“We are happy to see that Global Fund is emphasizing on strong investment cases and it is my pleasure to announce that we have recently completed an investment case for mental health, a vital step towards increasing resources for mental health,” said Dr Simon Nyadundu, Chief Director for Human Resources and Administration in the Ministry of Health and Child Care.
Traditionally, investments from the Global Fund have focused on HIV, TB and malaria response. This has led to significant progress, including the reduction in mortality by 46% over the last two decades. However, evidence has shown distinct overlaps between NCDs and HIV. With advances in HIV treatment, people living with HIV face higher risk of NCD co-morbidities such as cardiovascular diseases (CVD), diabetes and hypertension, attributable to increased survival rates due to antiretroviral treatment (ART), increasing exposure to NCD lifestyle related risk factors and aging. The increasing burden of NCDs is therefore threatening the gains made against TB and HIV.
In 2021, up to 490,000 TB cases were attributed to diabetes. People living with HIV and TB experience higher rates of depression and other common mental health conditions. This has been linked to reduced adherence to treatment leading to higher rates of HIV and TB deaths. Depression is also higher among people living with HIV in sub-Saharan Africa (24%) compared with less than 3% for the general population. Depression is also associated with delays in TB diagnosis, treatment, poor treatment outcomes, disability, poor quality of life, treatment failure and death.

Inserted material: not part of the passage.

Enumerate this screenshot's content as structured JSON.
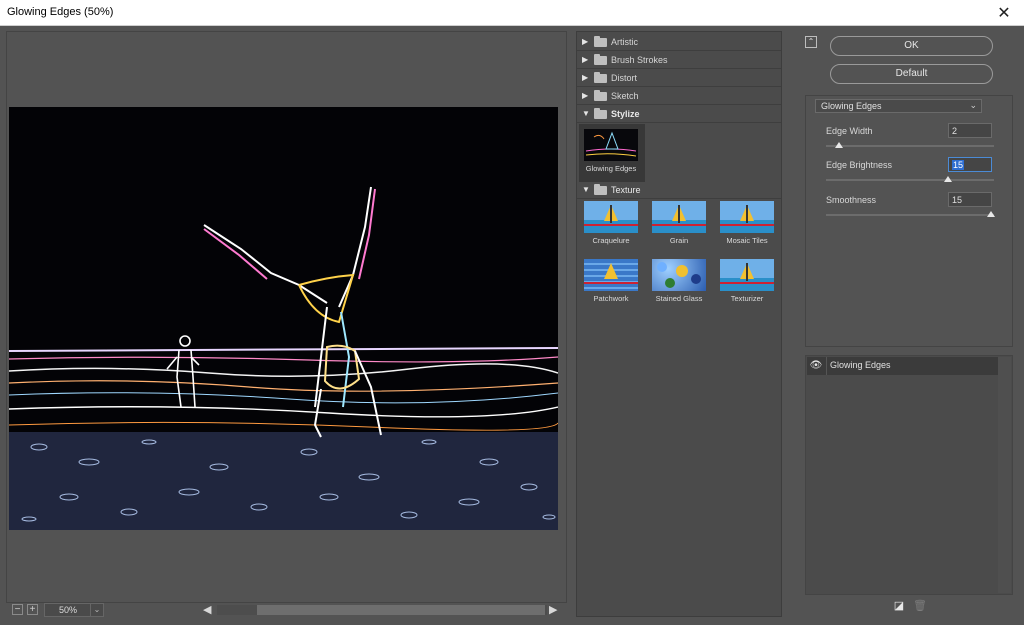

“It is important to prioritize early detection for NCDs within existing HIV platforms supported by the Global Fund and ensure proposed interventions reflect integrated people-centered services and approaches,” notes Global Fund Senior HIV Advisor Dr Lee Abdelfadil.
WHO Representative to Zimbabwe Professor Jean-Marie Dangou added; “This is an opportunity to review and integrate NCDs and mental health components into the Global Fund proposals. The current domestic and external funding and technical support for NCDs is inadequate in low-middle income countries. This can change if we push for increased prioritization in domestic budgets, capitalize on new opportunities around innovative financing and public-private partnerships, including further engagement with donors and private philanthropies.”
Distributed by APO Group on behalf of World Health Organzation (WHO) – Zimbabwe.